How to Write A Captivating Piece of Content

pen on paper with flowers writing

We are in the age of information sharing. It used to be if you and a friend had an argument, it was left unsolved until someone could check their facts.

Now, with everyone having Siri, Google, or another know-it-all software, you are only a sentence or question away from the information you need.

What some companies have still not realized is that their customers are doing this with their businesses as well. Think about it: if you are searching for nonprofit in your area that specializes in after-school programs for elementary kids, which one would you choose…

  • A 1-page website with a copyright from 2011, or
  • A fully thought-out site with stories of their successes and experiences of the staff’s expertise?

The reality is, if your organization is not currently creating content to share your expertise and knowledge with the world, then you are behind the times.

But how do you write a captivating piece of content that is valuable and worthwhile for your audience?

Below, I will share my steps for writing content for Holmes Marketing and for our clients

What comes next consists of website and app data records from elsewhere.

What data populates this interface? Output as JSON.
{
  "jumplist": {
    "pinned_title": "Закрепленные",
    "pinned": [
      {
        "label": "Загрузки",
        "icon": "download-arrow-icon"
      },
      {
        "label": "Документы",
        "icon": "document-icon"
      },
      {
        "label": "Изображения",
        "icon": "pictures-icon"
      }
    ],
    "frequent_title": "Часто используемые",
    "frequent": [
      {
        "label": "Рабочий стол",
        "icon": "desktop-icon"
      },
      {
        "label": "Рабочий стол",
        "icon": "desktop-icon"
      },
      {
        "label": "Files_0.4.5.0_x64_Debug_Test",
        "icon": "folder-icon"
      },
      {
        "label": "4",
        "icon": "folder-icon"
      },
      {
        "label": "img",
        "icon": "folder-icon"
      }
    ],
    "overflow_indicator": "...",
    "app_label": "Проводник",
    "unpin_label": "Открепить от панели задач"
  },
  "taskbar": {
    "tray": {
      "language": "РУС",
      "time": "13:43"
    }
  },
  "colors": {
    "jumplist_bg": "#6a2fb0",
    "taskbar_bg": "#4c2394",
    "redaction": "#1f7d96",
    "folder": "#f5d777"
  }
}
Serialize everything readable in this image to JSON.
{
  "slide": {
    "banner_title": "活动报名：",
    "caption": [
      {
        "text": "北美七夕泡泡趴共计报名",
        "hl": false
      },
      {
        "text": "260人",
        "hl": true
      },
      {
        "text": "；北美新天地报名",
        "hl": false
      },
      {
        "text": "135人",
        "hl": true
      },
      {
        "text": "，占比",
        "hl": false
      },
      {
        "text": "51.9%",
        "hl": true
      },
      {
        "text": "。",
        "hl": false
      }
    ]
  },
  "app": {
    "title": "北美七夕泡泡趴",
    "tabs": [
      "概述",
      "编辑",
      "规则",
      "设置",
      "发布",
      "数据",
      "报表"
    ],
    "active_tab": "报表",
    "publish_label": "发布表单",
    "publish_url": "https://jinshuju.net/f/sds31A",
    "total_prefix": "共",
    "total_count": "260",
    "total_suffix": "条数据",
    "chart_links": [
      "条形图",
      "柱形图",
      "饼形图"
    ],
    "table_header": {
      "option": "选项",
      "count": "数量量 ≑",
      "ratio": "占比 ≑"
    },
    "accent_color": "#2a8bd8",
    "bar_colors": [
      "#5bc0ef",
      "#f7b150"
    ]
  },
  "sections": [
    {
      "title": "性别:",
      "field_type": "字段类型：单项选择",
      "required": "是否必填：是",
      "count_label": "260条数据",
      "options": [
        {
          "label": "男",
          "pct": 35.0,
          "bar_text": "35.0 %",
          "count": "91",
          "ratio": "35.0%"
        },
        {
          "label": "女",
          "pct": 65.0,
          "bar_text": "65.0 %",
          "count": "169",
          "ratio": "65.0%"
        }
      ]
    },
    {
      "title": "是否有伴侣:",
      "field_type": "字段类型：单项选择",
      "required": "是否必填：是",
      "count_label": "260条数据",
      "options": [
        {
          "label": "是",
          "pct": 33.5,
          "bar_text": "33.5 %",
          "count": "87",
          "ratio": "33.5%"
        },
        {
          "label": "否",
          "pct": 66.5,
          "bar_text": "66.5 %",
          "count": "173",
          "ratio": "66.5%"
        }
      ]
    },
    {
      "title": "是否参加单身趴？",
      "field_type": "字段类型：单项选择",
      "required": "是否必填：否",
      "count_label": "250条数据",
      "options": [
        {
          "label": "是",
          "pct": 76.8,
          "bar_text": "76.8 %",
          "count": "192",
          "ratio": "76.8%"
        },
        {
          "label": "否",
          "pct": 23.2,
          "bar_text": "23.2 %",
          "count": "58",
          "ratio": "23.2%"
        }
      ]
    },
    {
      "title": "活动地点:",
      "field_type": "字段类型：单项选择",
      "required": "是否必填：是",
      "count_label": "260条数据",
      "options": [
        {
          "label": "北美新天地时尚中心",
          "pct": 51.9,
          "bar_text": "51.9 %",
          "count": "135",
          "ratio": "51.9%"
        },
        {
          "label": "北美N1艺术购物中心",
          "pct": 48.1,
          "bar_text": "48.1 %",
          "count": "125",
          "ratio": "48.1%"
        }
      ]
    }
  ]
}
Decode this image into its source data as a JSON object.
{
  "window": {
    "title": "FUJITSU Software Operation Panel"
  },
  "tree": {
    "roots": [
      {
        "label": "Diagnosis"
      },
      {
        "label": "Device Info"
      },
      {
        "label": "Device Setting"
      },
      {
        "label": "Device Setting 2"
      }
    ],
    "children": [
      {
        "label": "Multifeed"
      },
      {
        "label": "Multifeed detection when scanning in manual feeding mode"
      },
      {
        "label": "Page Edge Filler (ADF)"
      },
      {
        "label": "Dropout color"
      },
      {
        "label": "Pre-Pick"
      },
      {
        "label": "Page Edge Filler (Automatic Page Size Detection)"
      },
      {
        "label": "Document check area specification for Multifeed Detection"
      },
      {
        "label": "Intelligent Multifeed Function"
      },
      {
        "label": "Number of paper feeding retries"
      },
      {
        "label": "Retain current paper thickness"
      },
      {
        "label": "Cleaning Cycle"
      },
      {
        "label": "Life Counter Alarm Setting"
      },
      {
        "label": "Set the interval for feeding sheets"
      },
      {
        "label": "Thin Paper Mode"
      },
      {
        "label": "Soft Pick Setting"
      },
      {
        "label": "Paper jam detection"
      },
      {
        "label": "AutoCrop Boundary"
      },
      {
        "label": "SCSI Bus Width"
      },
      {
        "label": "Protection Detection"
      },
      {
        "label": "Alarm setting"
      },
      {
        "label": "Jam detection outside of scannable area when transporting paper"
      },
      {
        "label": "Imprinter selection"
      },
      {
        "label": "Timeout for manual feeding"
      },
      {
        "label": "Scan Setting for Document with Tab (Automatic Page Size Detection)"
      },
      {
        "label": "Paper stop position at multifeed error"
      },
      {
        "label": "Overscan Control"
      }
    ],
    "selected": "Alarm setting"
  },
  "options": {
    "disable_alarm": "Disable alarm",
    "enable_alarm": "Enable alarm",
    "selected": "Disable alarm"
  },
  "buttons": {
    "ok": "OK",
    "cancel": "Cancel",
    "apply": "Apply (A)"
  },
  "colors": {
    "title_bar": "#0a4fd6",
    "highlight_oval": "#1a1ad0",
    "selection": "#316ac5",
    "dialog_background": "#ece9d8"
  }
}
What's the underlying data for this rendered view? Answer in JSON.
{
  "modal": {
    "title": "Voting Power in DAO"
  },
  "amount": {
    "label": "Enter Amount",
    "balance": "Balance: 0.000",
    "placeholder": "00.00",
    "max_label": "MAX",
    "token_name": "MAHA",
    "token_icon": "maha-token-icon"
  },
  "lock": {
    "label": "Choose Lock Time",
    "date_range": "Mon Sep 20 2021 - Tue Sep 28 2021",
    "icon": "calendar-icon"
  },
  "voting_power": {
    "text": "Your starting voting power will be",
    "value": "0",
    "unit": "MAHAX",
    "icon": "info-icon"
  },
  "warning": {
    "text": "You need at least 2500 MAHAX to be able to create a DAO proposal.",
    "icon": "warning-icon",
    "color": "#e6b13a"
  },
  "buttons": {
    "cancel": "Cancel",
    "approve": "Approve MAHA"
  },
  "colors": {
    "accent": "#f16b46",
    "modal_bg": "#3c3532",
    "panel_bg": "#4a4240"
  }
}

  • Who is your audience?
  • Why are they interested in what you have to say?
  • What are their problems and what do they want to learn?
  • How is this content going to help your audience?
  • What are you already an expert in?
  • What are all your initial thoughts about this topic?


If you are not already an expert in the area or, if it is going to be a fact-heavy piece, you are going to want to do your research. See what the experts have to say and draw your own conclusions from their research. If you do decide to use someone else’s idea, be sure to cite correctly. Citing sources wasn’t something they made you do in school just for the heck of it. Someone worked really hard to gather and share that information, and you owe it to them to give them their full citation.

Helpful resources for appropriate citations:

MLA Citation Guide

Chicago Citation Guide

AMA Citation Guide

Rough Draft

Just. Write.

Don’t check spelling, don’t read back over anything, and don’t think too much about your sentence structure yet. By just allowing your thoughts to flow, you let your true opinions come out. You can review later!

I practice by actually writing out my outline and a lot of my initial thoughts on good old fashion paper. This has a couple of benefits: it gives my eyes a break from the computer screen and it doesn’t give me the ability to backspace, which forces me to just continue writing.

Tell a Story

While everyone has their own style of writing, I have found that particularly with blog writing, it is best to practice a style focused around telling a story.

So every time I write for the blog, I picture myself just telling a story to my coworker or a friend. By getting in this mindset, it allows my words to sound more natural and less forced.

It is important to sound educated in your pieces, but it is also important to sound real. If you write “above” your audience, they will get too frustrated trying to follow along and will give up.

Walk Away

Give your writing some time to marinate. You probably won’t love your first draft, and that’s okay!

I normally like to practice the 24-hr rule. This gives my brain enough time to focus on other topics. When I come back and re-read the piece, I am able to have almost a third-party view and a critical eye.


Assess what you wrote the day before. Are you still interested in it? Does it hit the points you wanted to hit? Did you write the piece at an appropriate reading level? Does it tell a story?

Don’t be afraid at this point to completely scrap the piece. Just because you invested time does not mean that you wasted anything if you no longer see the value in the writing. Maybe it just isn’t the right time, or maybe you want to take a new approach based off a new thought.


Don’t just go with the first stock image that comes up. Think about the piece and what would make the most sense and would captivate your audience. Also, keep in mind that this image will be next to the other imagery you have chosen for other blog posts. You want them to look unique and intriguing. If all your images look the same, it makes your blog feed look stale. People are less likely to continue exploring if they think they are going to get the same stuff over and over again.

****ALSO be sure to fill out your image description and alt text. This not only makes your site more accessible, but it also helps your SEO ranking. (And, it will make your web developer really happy!)


What good is your awesome new piece of content if you don’t tell anyone about it??

Once you have completed your post, take the time right then and there to write out the appropriate number of social posts you will need for your various channels.

Also be sure to find another image or two so that you have variation in your promotional feed.

Drop the link in a shared folder for your sales team along with a description of the piece so that they can utilize your fresh content in their emails with current or potential clients.

Onto the Next

And there you have it! Those are the basic steps to writing a worthwhile piece of content.

One more tip: be sure you shorten your url and write a captivating and relevant meta description for your post as well.

Don’t enjoy writing or don’t have the time/expertise? Give me a call!